↓
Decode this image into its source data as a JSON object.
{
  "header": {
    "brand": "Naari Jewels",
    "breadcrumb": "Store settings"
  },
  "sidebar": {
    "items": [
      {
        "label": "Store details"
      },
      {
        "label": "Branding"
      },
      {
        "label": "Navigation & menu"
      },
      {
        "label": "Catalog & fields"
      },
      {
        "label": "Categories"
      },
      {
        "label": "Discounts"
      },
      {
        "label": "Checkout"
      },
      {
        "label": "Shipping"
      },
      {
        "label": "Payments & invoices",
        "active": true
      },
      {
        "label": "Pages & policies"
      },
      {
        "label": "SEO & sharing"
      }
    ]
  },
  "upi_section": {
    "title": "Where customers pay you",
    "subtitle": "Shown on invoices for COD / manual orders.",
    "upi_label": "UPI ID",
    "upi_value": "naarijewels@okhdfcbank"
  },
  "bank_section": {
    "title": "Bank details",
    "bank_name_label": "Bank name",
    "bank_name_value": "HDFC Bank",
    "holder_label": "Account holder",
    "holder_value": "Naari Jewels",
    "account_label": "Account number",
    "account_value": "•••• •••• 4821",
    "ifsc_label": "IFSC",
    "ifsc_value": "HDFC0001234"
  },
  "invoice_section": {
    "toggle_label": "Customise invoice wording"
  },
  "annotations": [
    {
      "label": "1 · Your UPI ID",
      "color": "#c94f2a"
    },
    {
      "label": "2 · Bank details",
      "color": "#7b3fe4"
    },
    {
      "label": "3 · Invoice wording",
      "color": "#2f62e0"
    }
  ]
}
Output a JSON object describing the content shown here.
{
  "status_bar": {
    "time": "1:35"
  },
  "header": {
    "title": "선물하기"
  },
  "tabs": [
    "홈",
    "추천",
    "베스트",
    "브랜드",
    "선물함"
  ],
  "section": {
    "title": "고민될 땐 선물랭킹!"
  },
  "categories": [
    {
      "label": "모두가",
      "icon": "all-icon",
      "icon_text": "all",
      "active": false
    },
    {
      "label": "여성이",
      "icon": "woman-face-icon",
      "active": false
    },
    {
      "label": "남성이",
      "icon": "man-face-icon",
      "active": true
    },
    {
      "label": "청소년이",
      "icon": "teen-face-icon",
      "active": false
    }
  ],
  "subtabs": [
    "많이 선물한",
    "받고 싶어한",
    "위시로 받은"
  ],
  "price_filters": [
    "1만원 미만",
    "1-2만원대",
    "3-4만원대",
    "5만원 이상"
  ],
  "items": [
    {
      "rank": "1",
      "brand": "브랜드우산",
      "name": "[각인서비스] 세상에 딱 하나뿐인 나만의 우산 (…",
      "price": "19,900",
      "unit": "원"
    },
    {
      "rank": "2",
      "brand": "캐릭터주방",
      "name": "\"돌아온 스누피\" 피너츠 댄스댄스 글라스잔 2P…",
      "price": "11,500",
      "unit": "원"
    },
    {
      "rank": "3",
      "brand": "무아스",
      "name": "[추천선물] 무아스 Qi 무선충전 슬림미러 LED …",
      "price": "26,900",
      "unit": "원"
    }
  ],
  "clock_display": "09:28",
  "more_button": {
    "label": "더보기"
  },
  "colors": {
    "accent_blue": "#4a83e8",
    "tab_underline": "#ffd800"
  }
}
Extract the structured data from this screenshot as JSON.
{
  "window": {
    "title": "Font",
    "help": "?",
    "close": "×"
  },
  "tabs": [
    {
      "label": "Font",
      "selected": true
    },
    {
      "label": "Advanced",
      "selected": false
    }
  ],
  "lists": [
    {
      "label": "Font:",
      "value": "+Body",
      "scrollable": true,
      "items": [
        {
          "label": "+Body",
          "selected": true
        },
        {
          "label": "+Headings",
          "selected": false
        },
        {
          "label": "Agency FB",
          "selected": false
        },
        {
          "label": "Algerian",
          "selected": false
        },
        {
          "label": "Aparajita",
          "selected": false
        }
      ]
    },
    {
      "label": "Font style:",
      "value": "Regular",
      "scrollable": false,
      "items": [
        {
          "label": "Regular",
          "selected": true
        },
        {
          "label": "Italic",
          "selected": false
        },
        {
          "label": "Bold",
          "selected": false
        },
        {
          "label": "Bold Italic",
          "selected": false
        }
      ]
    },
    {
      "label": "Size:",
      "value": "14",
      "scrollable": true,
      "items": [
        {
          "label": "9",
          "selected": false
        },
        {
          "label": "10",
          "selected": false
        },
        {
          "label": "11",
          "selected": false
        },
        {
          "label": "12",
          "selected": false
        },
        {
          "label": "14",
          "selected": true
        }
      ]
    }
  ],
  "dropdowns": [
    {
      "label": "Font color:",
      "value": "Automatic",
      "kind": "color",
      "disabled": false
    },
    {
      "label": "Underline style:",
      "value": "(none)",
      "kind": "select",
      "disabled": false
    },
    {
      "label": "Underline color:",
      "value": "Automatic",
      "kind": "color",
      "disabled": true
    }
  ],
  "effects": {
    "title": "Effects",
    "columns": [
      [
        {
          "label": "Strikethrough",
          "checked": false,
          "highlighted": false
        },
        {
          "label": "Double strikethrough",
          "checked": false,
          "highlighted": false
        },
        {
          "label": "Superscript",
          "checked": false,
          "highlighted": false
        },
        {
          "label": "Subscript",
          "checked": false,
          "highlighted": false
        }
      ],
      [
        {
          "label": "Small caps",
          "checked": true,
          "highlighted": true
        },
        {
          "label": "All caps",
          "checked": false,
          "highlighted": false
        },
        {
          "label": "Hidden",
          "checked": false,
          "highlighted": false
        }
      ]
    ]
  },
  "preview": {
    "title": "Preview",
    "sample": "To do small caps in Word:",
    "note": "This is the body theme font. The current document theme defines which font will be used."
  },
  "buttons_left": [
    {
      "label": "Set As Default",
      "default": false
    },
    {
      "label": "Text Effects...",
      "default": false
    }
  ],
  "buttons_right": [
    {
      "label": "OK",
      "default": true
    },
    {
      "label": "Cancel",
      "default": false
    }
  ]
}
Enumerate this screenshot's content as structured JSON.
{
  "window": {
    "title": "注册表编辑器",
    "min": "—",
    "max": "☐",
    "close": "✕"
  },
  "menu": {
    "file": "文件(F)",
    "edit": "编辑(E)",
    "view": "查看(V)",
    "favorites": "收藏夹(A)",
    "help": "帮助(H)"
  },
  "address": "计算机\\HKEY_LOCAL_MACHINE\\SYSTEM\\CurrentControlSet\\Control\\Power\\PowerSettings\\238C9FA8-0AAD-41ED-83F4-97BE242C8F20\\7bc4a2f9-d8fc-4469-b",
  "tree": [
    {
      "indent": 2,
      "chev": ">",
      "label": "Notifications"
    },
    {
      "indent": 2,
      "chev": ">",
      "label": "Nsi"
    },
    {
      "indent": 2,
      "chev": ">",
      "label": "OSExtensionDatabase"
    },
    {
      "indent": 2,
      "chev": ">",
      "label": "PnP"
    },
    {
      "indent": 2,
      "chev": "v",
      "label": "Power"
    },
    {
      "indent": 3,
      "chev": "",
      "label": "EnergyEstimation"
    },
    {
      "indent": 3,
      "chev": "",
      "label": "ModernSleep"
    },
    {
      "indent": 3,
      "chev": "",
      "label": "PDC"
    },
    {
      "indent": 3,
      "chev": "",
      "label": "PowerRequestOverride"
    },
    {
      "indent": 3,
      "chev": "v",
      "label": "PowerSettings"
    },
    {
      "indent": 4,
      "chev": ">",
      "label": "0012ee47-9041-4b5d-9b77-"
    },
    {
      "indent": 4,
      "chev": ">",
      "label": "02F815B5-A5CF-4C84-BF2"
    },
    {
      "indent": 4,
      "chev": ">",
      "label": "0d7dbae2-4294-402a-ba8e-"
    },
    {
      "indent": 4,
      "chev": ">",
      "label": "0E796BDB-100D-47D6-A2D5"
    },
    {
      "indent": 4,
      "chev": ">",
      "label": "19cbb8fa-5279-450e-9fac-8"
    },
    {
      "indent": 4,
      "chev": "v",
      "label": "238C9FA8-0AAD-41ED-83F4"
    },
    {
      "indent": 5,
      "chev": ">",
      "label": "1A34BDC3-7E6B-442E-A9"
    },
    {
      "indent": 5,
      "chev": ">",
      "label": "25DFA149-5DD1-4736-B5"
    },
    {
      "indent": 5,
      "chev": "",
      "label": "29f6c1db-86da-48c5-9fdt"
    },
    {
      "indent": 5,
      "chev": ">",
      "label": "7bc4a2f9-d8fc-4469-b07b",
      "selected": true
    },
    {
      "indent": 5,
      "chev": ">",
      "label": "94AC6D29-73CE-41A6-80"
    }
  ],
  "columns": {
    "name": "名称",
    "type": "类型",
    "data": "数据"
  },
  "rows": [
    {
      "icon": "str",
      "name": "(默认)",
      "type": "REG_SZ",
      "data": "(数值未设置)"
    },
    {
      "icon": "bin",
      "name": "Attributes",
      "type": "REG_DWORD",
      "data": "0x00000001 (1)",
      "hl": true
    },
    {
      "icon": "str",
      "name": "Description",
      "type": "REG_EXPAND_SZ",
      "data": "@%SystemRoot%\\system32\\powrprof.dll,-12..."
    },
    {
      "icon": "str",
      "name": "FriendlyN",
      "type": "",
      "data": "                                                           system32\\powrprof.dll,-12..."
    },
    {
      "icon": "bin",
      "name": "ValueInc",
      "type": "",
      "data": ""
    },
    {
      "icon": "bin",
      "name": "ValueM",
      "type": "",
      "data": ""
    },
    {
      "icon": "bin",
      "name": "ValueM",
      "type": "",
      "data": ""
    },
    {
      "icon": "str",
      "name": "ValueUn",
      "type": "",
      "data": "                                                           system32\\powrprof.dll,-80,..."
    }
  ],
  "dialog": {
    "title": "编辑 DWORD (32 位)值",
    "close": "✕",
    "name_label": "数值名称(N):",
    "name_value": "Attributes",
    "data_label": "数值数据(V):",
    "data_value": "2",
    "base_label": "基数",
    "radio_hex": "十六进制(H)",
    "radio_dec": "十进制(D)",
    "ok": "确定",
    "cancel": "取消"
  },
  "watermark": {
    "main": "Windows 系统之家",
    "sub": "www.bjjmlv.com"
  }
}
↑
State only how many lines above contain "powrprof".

3